Data shown:
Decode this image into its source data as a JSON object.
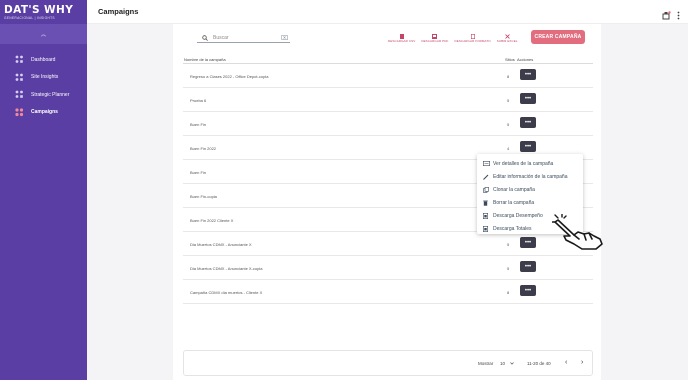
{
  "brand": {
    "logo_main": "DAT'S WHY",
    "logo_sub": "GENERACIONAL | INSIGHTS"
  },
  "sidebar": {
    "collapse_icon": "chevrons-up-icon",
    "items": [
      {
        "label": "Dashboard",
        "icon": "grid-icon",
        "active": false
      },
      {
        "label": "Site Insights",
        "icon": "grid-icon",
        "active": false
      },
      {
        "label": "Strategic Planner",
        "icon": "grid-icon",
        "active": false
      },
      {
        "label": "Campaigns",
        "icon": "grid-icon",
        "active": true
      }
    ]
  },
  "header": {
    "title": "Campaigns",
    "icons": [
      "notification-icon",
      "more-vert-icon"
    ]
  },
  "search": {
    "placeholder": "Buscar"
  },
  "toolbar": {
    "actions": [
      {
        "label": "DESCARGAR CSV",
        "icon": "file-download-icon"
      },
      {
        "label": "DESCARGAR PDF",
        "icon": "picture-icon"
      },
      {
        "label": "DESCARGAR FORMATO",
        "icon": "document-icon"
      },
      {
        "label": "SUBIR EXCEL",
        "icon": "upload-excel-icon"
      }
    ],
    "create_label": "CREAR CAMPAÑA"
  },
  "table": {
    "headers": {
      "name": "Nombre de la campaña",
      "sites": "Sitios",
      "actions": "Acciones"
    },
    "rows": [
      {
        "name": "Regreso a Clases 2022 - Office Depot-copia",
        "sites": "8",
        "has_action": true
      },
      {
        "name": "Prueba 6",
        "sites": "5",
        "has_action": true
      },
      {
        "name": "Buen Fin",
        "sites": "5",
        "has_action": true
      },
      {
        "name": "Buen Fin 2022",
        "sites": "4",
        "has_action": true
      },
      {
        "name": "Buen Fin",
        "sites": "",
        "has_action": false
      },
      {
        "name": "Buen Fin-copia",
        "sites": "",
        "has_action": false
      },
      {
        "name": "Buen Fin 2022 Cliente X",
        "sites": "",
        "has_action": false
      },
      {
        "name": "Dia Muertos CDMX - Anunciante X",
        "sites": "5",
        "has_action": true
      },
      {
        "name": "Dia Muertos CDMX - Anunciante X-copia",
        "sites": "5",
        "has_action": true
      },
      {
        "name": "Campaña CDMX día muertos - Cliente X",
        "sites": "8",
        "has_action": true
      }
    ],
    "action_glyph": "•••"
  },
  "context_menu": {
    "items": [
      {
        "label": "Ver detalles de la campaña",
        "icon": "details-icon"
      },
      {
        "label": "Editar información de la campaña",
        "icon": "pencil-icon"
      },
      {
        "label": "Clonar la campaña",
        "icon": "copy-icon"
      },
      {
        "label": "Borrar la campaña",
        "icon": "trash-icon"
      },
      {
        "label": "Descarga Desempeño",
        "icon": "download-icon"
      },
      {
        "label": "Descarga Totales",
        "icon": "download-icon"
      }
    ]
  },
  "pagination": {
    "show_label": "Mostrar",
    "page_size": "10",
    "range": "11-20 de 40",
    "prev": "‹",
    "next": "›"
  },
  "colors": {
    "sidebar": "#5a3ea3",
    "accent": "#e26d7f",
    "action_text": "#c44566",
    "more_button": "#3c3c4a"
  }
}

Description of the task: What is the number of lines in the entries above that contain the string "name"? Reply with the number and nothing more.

Response for this exercise: 11